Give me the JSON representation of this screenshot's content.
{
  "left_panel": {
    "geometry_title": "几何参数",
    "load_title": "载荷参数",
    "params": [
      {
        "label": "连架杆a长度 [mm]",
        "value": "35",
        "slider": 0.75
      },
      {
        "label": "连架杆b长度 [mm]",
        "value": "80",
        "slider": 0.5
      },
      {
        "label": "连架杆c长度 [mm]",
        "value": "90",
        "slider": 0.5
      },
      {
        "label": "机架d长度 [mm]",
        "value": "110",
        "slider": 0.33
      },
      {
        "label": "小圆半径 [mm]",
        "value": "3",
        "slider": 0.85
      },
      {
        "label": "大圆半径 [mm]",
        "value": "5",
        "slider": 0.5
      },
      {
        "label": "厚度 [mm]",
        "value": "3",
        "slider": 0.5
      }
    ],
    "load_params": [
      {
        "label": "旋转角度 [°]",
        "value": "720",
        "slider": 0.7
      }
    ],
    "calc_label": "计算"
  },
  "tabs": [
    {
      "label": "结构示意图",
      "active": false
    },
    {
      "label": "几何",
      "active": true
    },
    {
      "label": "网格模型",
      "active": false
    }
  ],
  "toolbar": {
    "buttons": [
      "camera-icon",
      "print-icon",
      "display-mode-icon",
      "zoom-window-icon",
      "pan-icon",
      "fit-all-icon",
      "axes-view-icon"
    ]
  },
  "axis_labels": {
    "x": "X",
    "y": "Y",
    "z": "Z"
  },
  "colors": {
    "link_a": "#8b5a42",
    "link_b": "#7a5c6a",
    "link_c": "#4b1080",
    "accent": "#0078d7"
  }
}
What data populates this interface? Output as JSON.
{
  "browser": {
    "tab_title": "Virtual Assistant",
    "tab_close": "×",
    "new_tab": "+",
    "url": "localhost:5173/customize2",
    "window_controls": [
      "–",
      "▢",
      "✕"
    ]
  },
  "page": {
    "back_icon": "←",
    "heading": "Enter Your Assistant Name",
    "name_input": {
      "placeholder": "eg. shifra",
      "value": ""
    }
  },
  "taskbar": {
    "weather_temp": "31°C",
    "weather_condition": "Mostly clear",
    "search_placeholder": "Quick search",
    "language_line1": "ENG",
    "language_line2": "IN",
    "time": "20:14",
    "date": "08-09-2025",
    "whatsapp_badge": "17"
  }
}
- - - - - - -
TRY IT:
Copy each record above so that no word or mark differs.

EXERCISE RESPONSE:
Give me the JSON representation of this screenshot's content.
{
  "left_panel": {
    "geometry_title": "几何参数",
    "load_title": "载荷参数",
    "params": [
      {
        "label": "连架杆a长度 [mm]",
        "value": "35",
        "slider": 0.75
      },
      {
        "label": "连架杆b长度 [mm]",
        "value": "80",
        "slider": 0.5
      },
      {
        "label": "连架杆c长度 [mm]",
        "value": "90",
        "slider": 0.5
      },
      {
        "label": "机架d长度 [mm]",
        "value": "110",
        "slider": 0.33
      },
      {
        "label": "小圆半径 [mm]",
        "value": "3",
        "slider": 0.85
      },
      {
        "label": "大圆半径 [mm]",
        "value": "5",
        "slider": 0.5
      },
      {
        "label": "厚度 [mm]",
        "value": "3",
        "slider": 0.5
      }
    ],
    "load_params": [
      {
        "label": "旋转角度 [°]",
        "value": "720",
        "slider": 0.7
      }
    ],
    "calc_label": "计算"
  },
  "tabs": [
    {
      "label": "结构示意图",
      "active": false
    },
    {
      "label": "几何",
      "active": true
    },
    {
      "label": "网格模型",
      "active": false
    }
  ],
  "toolbar": {
    "buttons": [
      "camera-icon",
      "print-icon",
      "display-mode-icon",
      "zoom-window-icon",
      "pan-icon",
      "fit-all-icon",
      "axes-view-icon"
    ]
  },
  "axis_labels": {
    "x": "X",
    "y": "Y",
    "z": "Z"
  },
  "colors": {
    "link_a": "#8b5a42",
    "link_b": "#7a5c6a",
    "link_c": "#4b1080",
    "accent": "#0078d7"
  }
}
What data populates this interface? Output as JSON.
{
  "browser": {
    "tab_title": "Virtual Assistant",
    "tab_close": "×",
    "new_tab": "+",
    "url": "localhost:5173/customize2",
    "window_controls": [
      "–",
      "▢",
      "✕"
    ]
  },
  "page": {
    "back_icon": "←",
    "heading": "Enter Your Assistant Name",
    "name_input": {
      "placeholder": "eg. shifra",
      "value": ""
    }
  },
  "taskbar": {
    "weather_temp": "31°C",
    "weather_condition": "Mostly clear",
    "search_placeholder": "Quick search",
    "language_line1": "ENG",
    "language_line2": "IN",
    "time": "20:14",
    "date": "08-09-2025",
    "whatsapp_badge": "17"
  }
}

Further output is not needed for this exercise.